Thursday, July 3, 2008 | A team of San Diego scientists are becoming increasingly convinced that the cure for cancer may be linked to a marine compound found within long strands of rosy-colored toxic bacteria that grow beneath mangroves in the South Pacific.
In a breakthrough discovery, researchers at the University of California, San Diego and the Scripps Institution of Oceanography identified a potent and stealthy compound in the bacteria, called “mermaid’s hair,” that can kill tumors and be delivered without harming healthy tissue — thereby avoiding a major drawback to traditional cancer therapies such as radiation treatments and chemotherapy drugs.
The findings were published early this year in an online industry journal and Dwayne Stupack, a pathology professor and one of the authors of the report, is presenting the research to international experts in France and Italy this week.
The compound, known as somocystinamide A or ScA, has the proven ability to target and destroy rogue cancer cells and stunt the growth of tumors by inhibiting the formation of the blood vessels that feed them. Just three milligrams of the compound — the size of a grain of rice — is strong enough to blast a swimming pool full of cancer cells.
“It’s very early still, but there is definitely reason to be optimistic,” said Bill Gerwick, a biochemist and researcher on the project.

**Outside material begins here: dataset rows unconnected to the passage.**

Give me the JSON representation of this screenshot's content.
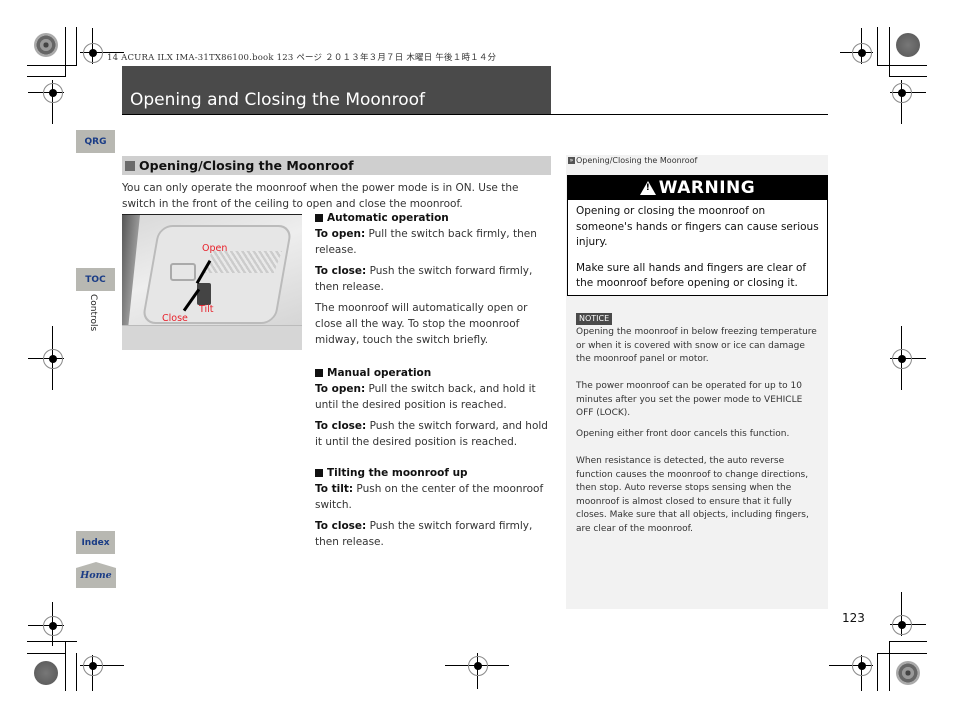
{
  "book_header": "14 ACURA ILX IMA-31TX86100.book  123 ページ  ２０１３年３月７日  木曜日  午後１時１４分",
  "page_title": "Opening and Closing the Moonroof",
  "nav": {
    "qrg": "QRG",
    "toc": "TOC",
    "index": "Index",
    "home": "Home",
    "section_label": "Controls"
  },
  "section": {
    "heading": "Opening/Closing the Moonroof",
    "intro": "You can only operate the moonroof when the power mode is in ON. Use the switch in the front of the ceiling to open and close the moonroof."
  },
  "figure": {
    "labels": {
      "open": "Open",
      "tilt": "Tilt",
      "close": "Close"
    }
  },
  "automatic": {
    "heading": "Automatic operation",
    "open_label": "To open:",
    "open_text": " Pull the switch back firmly, then release.",
    "close_label": "To close:",
    "close_text": " Push the switch forward firmly, then release.",
    "note": "The moonroof will automatically open or close all the way. To stop the moonroof midway, touch the switch briefly."
  },
  "manual": {
    "heading": "Manual operation",
    "open_label": "To open:",
    "open_text": " Pull the switch back, and hold it until the desired position is reached.",
    "close_label": "To close:",
    "close_text": " Push the switch forward, and hold it until the desired position is reached."
  },
  "tilting": {
    "heading": "Tilting the moonroof up",
    "tilt_label": "To tilt:",
    "tilt_text": " Push on the center of the moonroof switch.",
    "close_label": "To close:",
    "close_text": " Push the switch forward firmly, then release."
  },
  "sidebar": {
    "ref": "Opening/Closing the Moonroof",
    "warning": {
      "title": "WARNING",
      "p1": "Opening or closing the moonroof on someone's hands or fingers can cause serious injury.",
      "p2": "Make sure all hands and fingers are clear of the moonroof before opening or closing it."
    },
    "notice_label": "NOTICE",
    "notice_text": "Opening the moonroof in below freezing temperature or when it is covered with snow or ice can damage the moonroof panel or motor.",
    "p_power": "The power moonroof can be operated for up to 10 minutes after you set the power mode to VEHICLE OFF (LOCK).",
    "p_door": "Opening either front door cancels this function.",
    "p_reverse": "When resistance is detected, the auto reverse function causes the moonroof to change directions, then stop. Auto reverse stops sensing when the moonroof is almost closed to ensure that it fully closes. Make sure that all objects, including fingers, are clear of the moonroof."
  },
  "page_number": "123"
}
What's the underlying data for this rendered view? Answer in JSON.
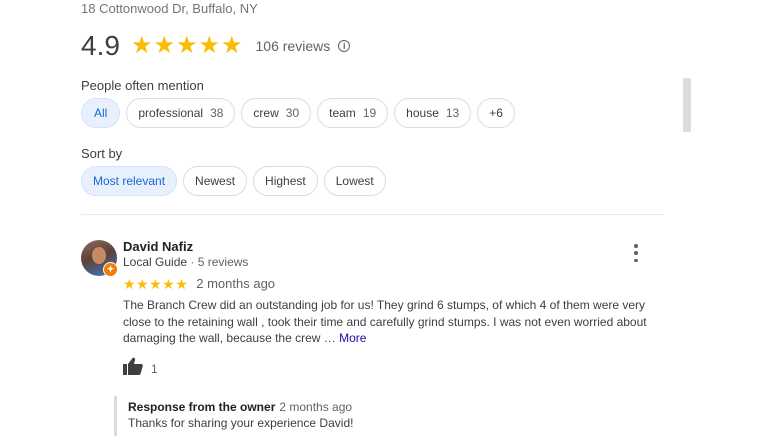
{
  "place": {
    "address": "18 Cottonwood Dr, Buffalo, NY",
    "rating": "4.9",
    "stars": "★★★★★",
    "reviews_count": "106 reviews",
    "info_icon": "info-icon"
  },
  "mentions": {
    "label": "People often mention",
    "chips": [
      {
        "label": "All",
        "count": "",
        "selected": true
      },
      {
        "label": "professional",
        "count": "38"
      },
      {
        "label": "crew",
        "count": "30"
      },
      {
        "label": "team",
        "count": "19"
      },
      {
        "label": "house",
        "count": "13"
      },
      {
        "label": "+6",
        "count": ""
      }
    ]
  },
  "sort": {
    "label": "Sort by",
    "options": [
      {
        "label": "Most relevant",
        "selected": true
      },
      {
        "label": "Newest"
      },
      {
        "label": "Highest"
      },
      {
        "label": "Lowest"
      }
    ]
  },
  "review": {
    "name": "David Nafiz",
    "guide": "Local Guide",
    "sep": " · ",
    "reviewer_count": "5 reviews",
    "stars": "★★★★★",
    "date": "2 months ago",
    "text": "The Branch Crew did an outstanding job for us! They grind 6 stumps, of which 4 of them were very close to the retaining wall , took their time and carefully grind stumps. I was not even worried about damaging the wall, because the crew … ",
    "more": "More",
    "likes": "1",
    "icons": {
      "more": "more-vert-icon",
      "like": "thumbs-up-icon",
      "badge": "local-guide-badge-icon"
    }
  },
  "owner_response": {
    "title": "Response from the owner",
    "date": "2 months ago",
    "text": "Thanks for sharing your experience David!"
  },
  "colors": {
    "star": "#fbbc04",
    "selected_chip_bg": "#e8f0fe",
    "selected_chip_text": "#1967d2",
    "link": "#1a0dab",
    "badge": "#f57c00"
  }
}
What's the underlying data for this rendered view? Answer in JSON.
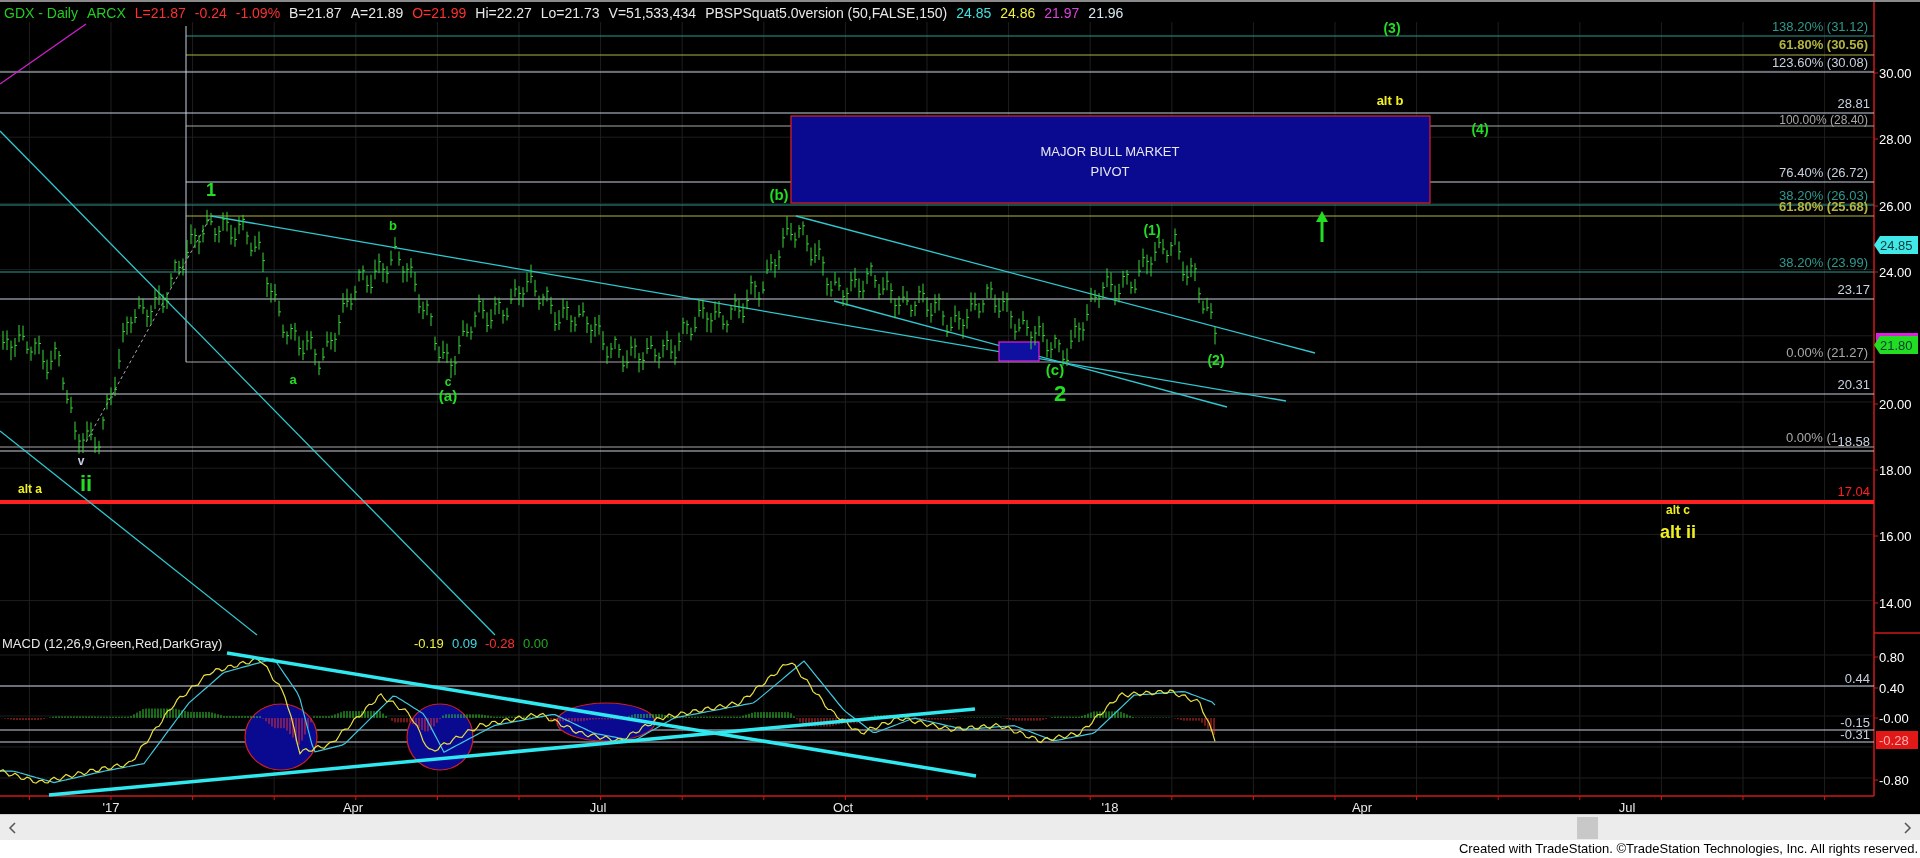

Gerwick’s been looking to the sea for new cures for nearly 20 years, at least. He spent the early 1990s scuba diving throughout the South Pacific in search of marine compounds that could give rise to new therapies.